Items from an interface collection
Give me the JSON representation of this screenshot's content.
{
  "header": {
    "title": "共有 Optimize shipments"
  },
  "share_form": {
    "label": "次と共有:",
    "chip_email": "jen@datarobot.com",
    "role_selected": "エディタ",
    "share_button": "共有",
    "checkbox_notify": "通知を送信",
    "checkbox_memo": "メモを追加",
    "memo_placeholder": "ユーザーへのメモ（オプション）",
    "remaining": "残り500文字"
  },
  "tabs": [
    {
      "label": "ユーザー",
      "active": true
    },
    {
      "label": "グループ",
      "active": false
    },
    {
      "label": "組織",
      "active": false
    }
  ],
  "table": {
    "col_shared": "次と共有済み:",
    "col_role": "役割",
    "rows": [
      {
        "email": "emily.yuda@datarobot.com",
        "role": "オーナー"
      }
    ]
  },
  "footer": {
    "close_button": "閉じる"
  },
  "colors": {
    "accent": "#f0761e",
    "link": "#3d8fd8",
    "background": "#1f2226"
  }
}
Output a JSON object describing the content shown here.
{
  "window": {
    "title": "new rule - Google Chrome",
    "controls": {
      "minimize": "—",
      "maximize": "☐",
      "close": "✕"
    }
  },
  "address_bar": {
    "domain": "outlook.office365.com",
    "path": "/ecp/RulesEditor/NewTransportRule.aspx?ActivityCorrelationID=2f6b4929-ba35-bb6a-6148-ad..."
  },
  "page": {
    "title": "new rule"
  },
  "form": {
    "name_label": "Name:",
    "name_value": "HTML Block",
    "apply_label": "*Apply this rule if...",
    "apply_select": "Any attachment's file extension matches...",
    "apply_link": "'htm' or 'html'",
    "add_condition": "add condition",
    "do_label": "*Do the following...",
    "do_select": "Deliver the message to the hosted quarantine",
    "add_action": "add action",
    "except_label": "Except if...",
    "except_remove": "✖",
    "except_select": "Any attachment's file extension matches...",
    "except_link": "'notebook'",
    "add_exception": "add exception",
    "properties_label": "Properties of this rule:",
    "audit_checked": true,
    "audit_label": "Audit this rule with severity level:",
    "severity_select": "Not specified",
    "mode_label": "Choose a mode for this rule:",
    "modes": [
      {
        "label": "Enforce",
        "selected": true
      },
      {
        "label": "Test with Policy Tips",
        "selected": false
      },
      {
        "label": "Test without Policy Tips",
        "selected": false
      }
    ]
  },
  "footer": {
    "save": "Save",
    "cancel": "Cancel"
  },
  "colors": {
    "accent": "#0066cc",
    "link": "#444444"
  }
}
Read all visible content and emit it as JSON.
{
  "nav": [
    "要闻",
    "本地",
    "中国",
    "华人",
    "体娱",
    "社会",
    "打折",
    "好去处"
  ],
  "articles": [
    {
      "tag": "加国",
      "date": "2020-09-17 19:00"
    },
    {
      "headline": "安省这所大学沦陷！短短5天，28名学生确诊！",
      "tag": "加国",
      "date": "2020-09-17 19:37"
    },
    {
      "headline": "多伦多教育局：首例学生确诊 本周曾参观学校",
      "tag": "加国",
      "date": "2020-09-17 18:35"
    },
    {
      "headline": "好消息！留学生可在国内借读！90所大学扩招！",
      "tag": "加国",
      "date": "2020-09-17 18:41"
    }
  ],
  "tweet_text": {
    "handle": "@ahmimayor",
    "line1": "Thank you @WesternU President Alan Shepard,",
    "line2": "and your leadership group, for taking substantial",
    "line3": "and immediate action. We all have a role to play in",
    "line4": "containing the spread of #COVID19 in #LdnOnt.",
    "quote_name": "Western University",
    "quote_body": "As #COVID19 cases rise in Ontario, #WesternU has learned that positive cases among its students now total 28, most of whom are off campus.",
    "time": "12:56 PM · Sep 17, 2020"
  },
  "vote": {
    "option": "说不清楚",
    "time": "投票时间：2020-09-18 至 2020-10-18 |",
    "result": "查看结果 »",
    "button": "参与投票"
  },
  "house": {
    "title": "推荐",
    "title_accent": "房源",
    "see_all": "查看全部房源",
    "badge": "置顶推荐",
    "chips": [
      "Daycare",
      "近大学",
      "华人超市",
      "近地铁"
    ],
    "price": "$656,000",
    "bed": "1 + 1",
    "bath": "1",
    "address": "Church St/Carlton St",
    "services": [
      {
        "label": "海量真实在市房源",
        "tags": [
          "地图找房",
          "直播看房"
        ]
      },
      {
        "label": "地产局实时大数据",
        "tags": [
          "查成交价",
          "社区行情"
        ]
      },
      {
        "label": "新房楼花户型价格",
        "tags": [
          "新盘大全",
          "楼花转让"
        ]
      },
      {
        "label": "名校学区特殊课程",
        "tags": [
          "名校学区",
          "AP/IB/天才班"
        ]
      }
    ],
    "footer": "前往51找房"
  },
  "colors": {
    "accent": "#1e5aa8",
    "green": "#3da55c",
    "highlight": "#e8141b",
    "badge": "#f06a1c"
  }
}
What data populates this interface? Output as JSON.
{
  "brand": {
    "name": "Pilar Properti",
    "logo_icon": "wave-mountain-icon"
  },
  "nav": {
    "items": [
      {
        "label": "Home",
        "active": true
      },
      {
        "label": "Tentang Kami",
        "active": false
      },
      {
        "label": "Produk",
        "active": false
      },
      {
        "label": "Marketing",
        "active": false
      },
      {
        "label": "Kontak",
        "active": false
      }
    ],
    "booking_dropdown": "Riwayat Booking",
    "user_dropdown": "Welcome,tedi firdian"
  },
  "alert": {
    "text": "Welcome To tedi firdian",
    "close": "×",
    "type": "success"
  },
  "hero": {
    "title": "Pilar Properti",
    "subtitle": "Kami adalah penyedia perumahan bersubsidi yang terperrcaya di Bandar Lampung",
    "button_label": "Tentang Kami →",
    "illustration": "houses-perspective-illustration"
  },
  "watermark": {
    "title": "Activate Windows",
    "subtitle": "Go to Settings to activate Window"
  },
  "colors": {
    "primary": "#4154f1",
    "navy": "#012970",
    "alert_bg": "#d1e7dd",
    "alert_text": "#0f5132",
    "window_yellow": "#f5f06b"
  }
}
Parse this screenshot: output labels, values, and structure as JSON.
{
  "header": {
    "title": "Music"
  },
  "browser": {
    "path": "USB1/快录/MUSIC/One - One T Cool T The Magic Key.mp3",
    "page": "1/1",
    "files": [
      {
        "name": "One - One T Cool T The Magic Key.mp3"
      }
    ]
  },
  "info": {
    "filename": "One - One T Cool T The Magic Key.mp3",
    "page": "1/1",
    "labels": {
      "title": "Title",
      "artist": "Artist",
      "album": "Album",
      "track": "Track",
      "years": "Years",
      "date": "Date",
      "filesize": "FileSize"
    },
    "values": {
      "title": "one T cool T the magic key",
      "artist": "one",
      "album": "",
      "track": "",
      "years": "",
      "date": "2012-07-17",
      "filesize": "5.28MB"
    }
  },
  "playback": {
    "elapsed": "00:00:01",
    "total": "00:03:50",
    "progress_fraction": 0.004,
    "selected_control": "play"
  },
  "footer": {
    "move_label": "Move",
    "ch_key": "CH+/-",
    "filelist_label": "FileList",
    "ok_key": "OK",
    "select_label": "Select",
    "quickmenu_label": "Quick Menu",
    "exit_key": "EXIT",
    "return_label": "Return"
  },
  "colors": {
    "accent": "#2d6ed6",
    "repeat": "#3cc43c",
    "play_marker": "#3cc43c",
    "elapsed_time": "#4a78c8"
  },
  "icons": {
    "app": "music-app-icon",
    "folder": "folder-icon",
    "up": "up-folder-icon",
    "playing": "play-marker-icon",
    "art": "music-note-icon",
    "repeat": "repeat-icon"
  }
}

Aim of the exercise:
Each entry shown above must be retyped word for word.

Response:
Give me the JSON representation of this screenshot's content.
{
  "header": {
    "title": "共有 Optimize shipments"
  },
  "share_form": {
    "label": "次と共有:",
    "chip_email": "jen@datarobot.com",
    "role_selected": "エディタ",
    "share_button": "共有",
    "checkbox_notify": "通知を送信",
    "checkbox_memo": "メモを追加",
    "memo_placeholder": "ユーザーへのメモ（オプション）",
    "remaining": "残り500文字"
  },
  "tabs": [
    {
      "label": "ユーザー",
      "active": true
    },
    {
      "label": "グループ",
      "active": false
    },
    {
      "label": "組織",
      "active": false
    }
  ],
  "table": {
    "col_shared": "次と共有済み:",
    "col_role": "役割",
    "rows": [
      {
        "email": "emily.yuda@datarobot.com",
        "role": "オーナー"
      }
    ]
  },
  "footer": {
    "close_button": "閉じる"
  },
  "colors": {
    "accent": "#f0761e",
    "link": "#3d8fd8",
    "background": "#1f2226"
  }
}
Output a JSON object describing the content shown here.
{
  "window": {
    "title": "new rule - Google Chrome",
    "controls": {
      "minimize": "—",
      "maximize": "☐",
      "close": "✕"
    }
  },
  "address_bar": {
    "domain": "outlook.office365.com",
    "path": "/ecp/RulesEditor/NewTransportRule.aspx?ActivityCorrelationID=2f6b4929-ba35-bb6a-6148-ad..."
  },
  "page": {
    "title": "new rule"
  },
  "form": {
    "name_label": "Name:",
    "name_value": "HTML Block",
    "apply_label": "*Apply this rule if...",
    "apply_select": "Any attachment's file extension matches...",
    "apply_link": "'htm' or 'html'",
    "add_condition": "add condition",
    "do_label": "*Do the following...",
    "do_select": "Deliver the message to the hosted quarantine",
    "add_action": "add action",
    "except_label": "Except if...",
    "except_remove": "✖",
    "except_select": "Any attachment's file extension matches...",
    "except_link": "'notebook'",
    "add_exception": "add exception",
    "properties_label": "Properties of this rule:",
    "audit_checked": true,
    "audit_label": "Audit this rule with severity level:",
    "severity_select": "Not specified",
    "mode_label": "Choose a mode for this rule:",
    "modes": [
      {
        "label": "Enforce",
        "selected": true
      },
      {
        "label": "Test with Policy Tips",
        "selected": false
      },
      {
        "label": "Test without Policy Tips",
        "selected": false
      }
    ]
  },
  "footer": {
    "save": "Save",
    "cancel": "Cancel"
  },
  "colors": {
    "accent": "#0066cc",
    "link": "#444444"
  }
}
Read all visible content and emit it as JSON.
{
  "nav": [
    "要闻",
    "本地",
    "中国",
    "华人",
    "体娱",
    "社会",
    "打折",
    "好去处"
  ],
  "articles": [
    {
      "tag": "加国",
      "date": "2020-09-17 19:00"
    },
    {
      "headline": "安省这所大学沦陷！短短5天，28名学生确诊！",
      "tag": "加国",
      "date": "2020-09-17 19:37"
    },
    {
      "headline": "多伦多教育局：首例学生确诊 本周曾参观学校",
      "tag": "加国",
      "date": "2020-09-17 18:35"
    },
    {
      "headline": "好消息！留学生可在国内借读！90所大学扩招！",
      "tag": "加国",
      "date": "2020-09-17 18:41"
    }
  ],
  "tweet_text": {
    "handle": "@ahmimayor",
    "line1": "Thank you @WesternU President Alan Shepard,",
    "line2": "and your leadership group, for taking substantial",
    "line3": "and immediate action. We all have a role to play in",
    "line4": "containing the spread of #COVID19 in #LdnOnt.",
    "quote_name": "Western University",
    "quote_body": "As #COVID19 cases rise in Ontario, #WesternU has learned that positive cases among its students now total 28, most of whom are off campus.",
    "time": "12:56 PM · Sep 17, 2020"
  },
  "vote": {
    "option": "说不清楚",
    "time": "投票时间：2020-09-18 至 2020-10-18 |",
    "result": "查看结果 »",
    "button": "参与投票"
  },
  "house": {
    "title": "推荐",
    "title_accent": "房源",
    "see_all": "查看全部房源",
    "badge": "置顶推荐",
    "chips": [
      "Daycare",
      "近大学",
      "华人超市",
      "近地铁"
    ],
    "price": "$656,000",
    "bed": "1 + 1",
    "bath": "1",
    "address": "Church St/Carlton St",
    "services": [
      {
        "label": "海量真实在市房源",
        "tags": [
          "地图找房",
          "直播看房"
        ]
      },
      {
        "label": "地产局实时大数据",
        "tags": [
          "查成交价",
          "社区行情"
        ]
      },
      {
        "label": "新房楼花户型价格",
        "tags": [
          "新盘大全",
          "楼花转让"
        ]
      },
      {
        "label": "名校学区特殊课程",
        "tags": [
          "名校学区",
          "AP/IB/天才班"
        ]
      }
    ],
    "footer": "前往51找房"
  },
  "colors": {
    "accent": "#1e5aa8",
    "green": "#3da55c",
    "highlight": "#e8141b",
    "badge": "#f06a1c"
  }
}
What data populates this interface? Output as JSON.
{
  "brand": {
    "name": "Pilar Properti",
    "logo_icon": "wave-mountain-icon"
  },
  "nav": {
    "items": [
      {
        "label": "Home",
        "active": true
      },
      {
        "label": "Tentang Kami",
        "active": false
      },
      {
        "label": "Produk",
        "active": false
      },
      {
        "label": "Marketing",
        "active": false
      },
      {
        "label": "Kontak",
        "active": false
      }
    ],
    "booking_dropdown": "Riwayat Booking",
    "user_dropdown": "Welcome,tedi firdian"
  },
  "alert": {
    "text": "Welcome To tedi firdian",
    "close": "×",
    "type": "success"
  },
  "hero": {
    "title": "Pilar Properti",
    "subtitle": "Kami adalah penyedia perumahan bersubsidi yang terperrcaya di Bandar Lampung",
    "button_label": "Tentang Kami →",
    "illustration": "houses-perspective-illustration"
  },
  "watermark": {
    "title": "Activate Windows",
    "subtitle": "Go to Settings to activate Window"
  },
  "colors": {
    "primary": "#4154f1",
    "navy": "#012970",
    "alert_bg": "#d1e7dd",
    "alert_text": "#0f5132",
    "window_yellow": "#f5f06b"
  }
}
Parse this screenshot: output labels, values, and structure as JSON.
{
  "header": {
    "title": "Music"
  },
  "browser": {
    "path": "USB1/快录/MUSIC/One - One T Cool T The Magic Key.mp3",
    "page": "1/1",
    "files": [
      {
        "name": "One - One T Cool T The Magic Key.mp3"
      }
    ]
  },
  "info": {
    "filename": "One - One T Cool T The Magic Key.mp3",
    "page": "1/1",
    "labels": {
      "title": "Title",
      "artist": "Artist",
      "album": "Album",
      "track": "Track",
      "years": "Years",
      "date": "Date",
      "filesize": "FileSize"
    },
    "values": {
      "title": "one T cool T the magic key",
      "artist": "one",
      "album": "",
      "track": "",
      "years": "",
      "date": "2012-07-17",
      "filesize": "5.28MB"
    }
  },
  "playback": {
    "elapsed": "00:00:01",
    "total": "00:03:50",
    "progress_fraction": 0.004,
    "selected_control": "play"
  },
  "footer": {
    "move_label": "Move",
    "ch_key": "CH+/-",
    "filelist_label": "FileList",
    "ok_key": "OK",
    "select_label": "Select",
    "quickmenu_label": "Quick Menu",
    "exit_key": "EXIT",
    "return_label": "Return"
  },
  "colors": {
    "accent": "#2d6ed6",
    "repeat": "#3cc43c",
    "play_marker": "#3cc43c",
    "elapsed_time": "#4a78c8"
  },
  "icons": {
    "app": "music-app-icon",
    "folder": "folder-icon",
    "up": "up-folder-icon",
    "playing": "play-marker-icon",
    "art": "music-note-icon",
    "repeat": "repeat-icon"
  }
}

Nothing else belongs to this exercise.